App and web page records:
+++++

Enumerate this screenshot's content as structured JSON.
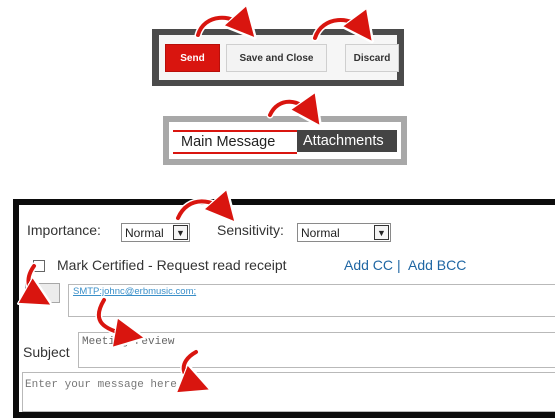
{
  "toolbar": {
    "send_label": "Send",
    "save_close_label": "Save and Close",
    "discard_label": "Discard"
  },
  "tabs": [
    {
      "label": "Main Message",
      "active": true
    },
    {
      "label": "Attachments",
      "active": false
    }
  ],
  "form": {
    "importance_label": "Importance:",
    "importance_value": "Normal",
    "sensitivity_label": "Sensitivity:",
    "sensitivity_value": "Normal",
    "certified_label": "Mark Certified - Request read receipt",
    "certified_checked": false,
    "add_cc_label": "Add CC",
    "separator": "|",
    "add_bcc_label": "Add BCC",
    "to_value": "SMTP:johnc@erbmusic.com;",
    "subject_label": "Subject",
    "subject_value": "Meeting review",
    "message_placeholder": "Enter your message here."
  },
  "colors": {
    "accent_red": "#d9150f",
    "link_blue": "#1f66a3",
    "dark_panel": "#444444"
  }
}
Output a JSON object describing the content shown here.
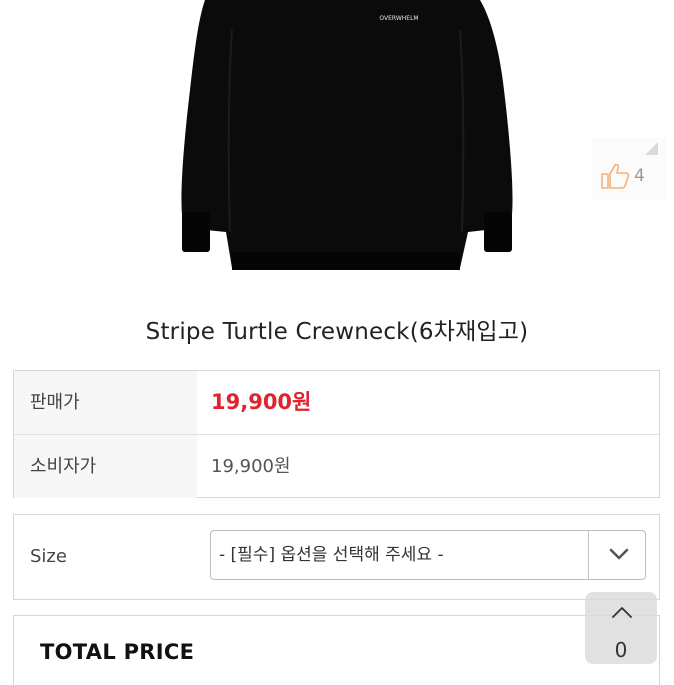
{
  "product": {
    "brand_print": "OVERWHELM",
    "title": "Stripe Turtle Crewneck(6차재입고)",
    "likes": "4"
  },
  "prices": {
    "sale_label": "판매가",
    "sale_value": "19,900원",
    "retail_label": "소비자가",
    "retail_value": "19,900원"
  },
  "option": {
    "label": "Size",
    "selected": "- [필수] 옵션을 선택해 주세요 -"
  },
  "total": {
    "label": "TOTAL PRICE"
  },
  "scroll_top": {
    "count": "0"
  },
  "colors": {
    "sale": "#e0242f",
    "garment": "#0b0b0b"
  }
}
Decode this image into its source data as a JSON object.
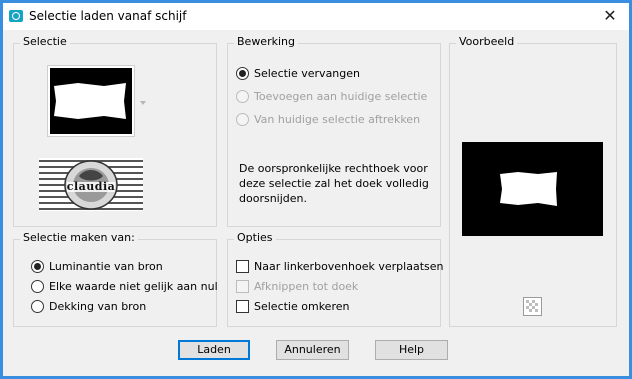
{
  "window": {
    "title": "Selectie laden vanaf schijf",
    "close_glyph": "✕"
  },
  "selectie": {
    "label": "Selectie",
    "logo_text": "claudia"
  },
  "bewerking": {
    "label": "Bewerking",
    "options": [
      {
        "label": "Selectie vervangen",
        "checked": true,
        "enabled": true
      },
      {
        "label": "Toevoegen aan huidige selectie",
        "checked": false,
        "enabled": false
      },
      {
        "label": "Van huidige selectie aftrekken",
        "checked": false,
        "enabled": false
      }
    ],
    "description_lines": [
      "De oorspronkelijke rechthoek voor",
      "deze selectie zal het doek volledig",
      "doorsnijden."
    ]
  },
  "voorbeeld": {
    "label": "Voorbeeld",
    "toggle_icon": "checkerboard-icon"
  },
  "maken_van": {
    "label": "Selectie maken van:",
    "options": [
      {
        "label": "Luminantie van bron",
        "checked": true
      },
      {
        "label": "Elke waarde niet gelijk aan nul",
        "checked": false
      },
      {
        "label": "Dekking van bron",
        "checked": false
      }
    ]
  },
  "opties": {
    "label": "Opties",
    "options": [
      {
        "label": "Naar linkerbovenhoek verplaatsen",
        "checked": false,
        "enabled": true
      },
      {
        "label": "Afknippen tot doek",
        "checked": false,
        "enabled": false
      },
      {
        "label": "Selectie omkeren",
        "checked": false,
        "enabled": true
      }
    ]
  },
  "buttons": {
    "ok": "Laden",
    "cancel": "Annuleren",
    "help": "Help"
  },
  "colors": {
    "frame": "#3a8ee0",
    "icon_accent": "#17a3c4",
    "default_button_border": "#0078d7"
  }
}
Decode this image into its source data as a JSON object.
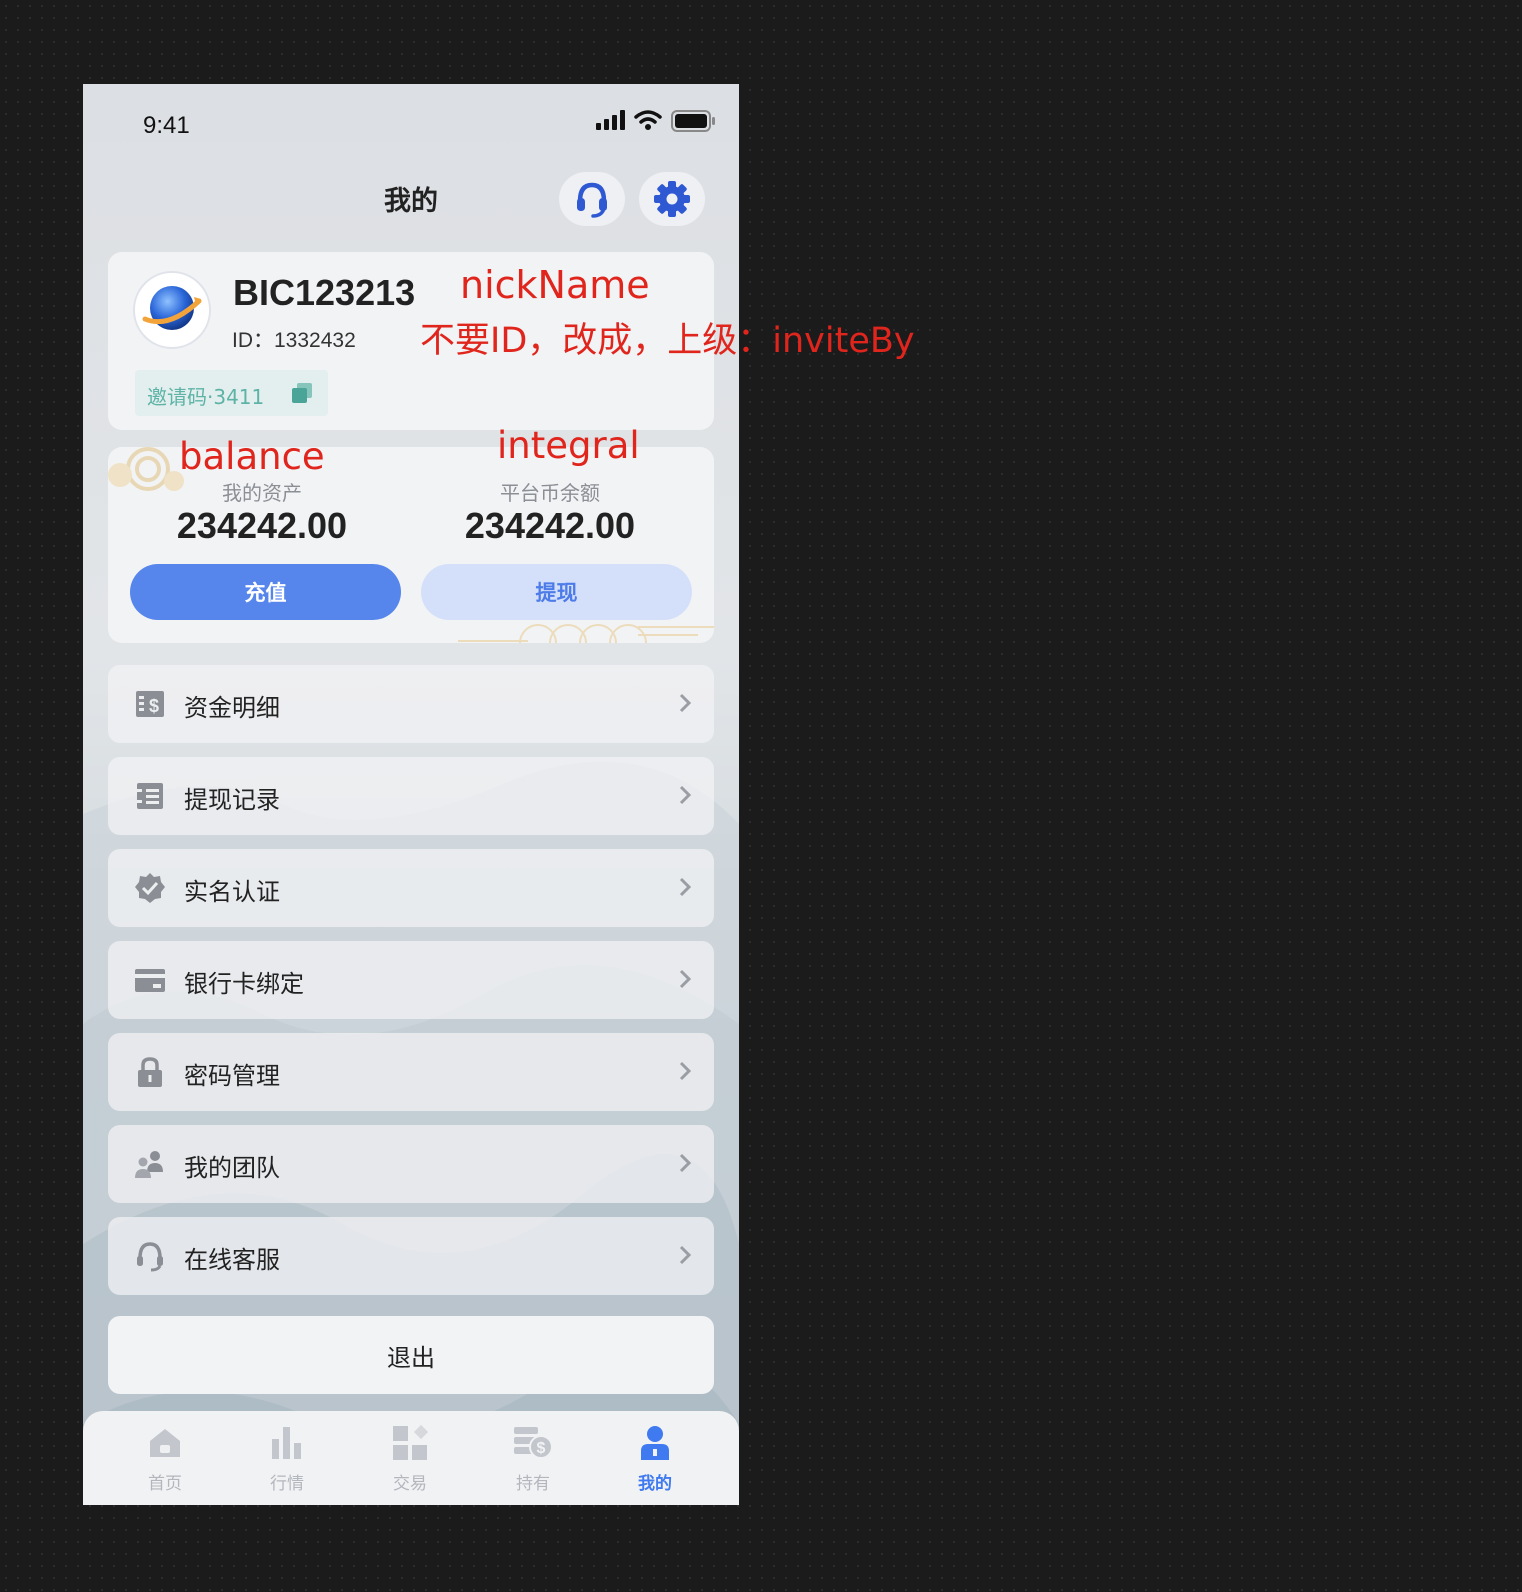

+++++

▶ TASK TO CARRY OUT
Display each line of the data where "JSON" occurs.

▶ RESPONSE TO THE EXERCISE
Enumerate this screenshot's content as structured JSON.
Output a JSON object describing the content shown here.
Decode this image into its source data as a JSON object.
Decode this image into its source data as a JSON object.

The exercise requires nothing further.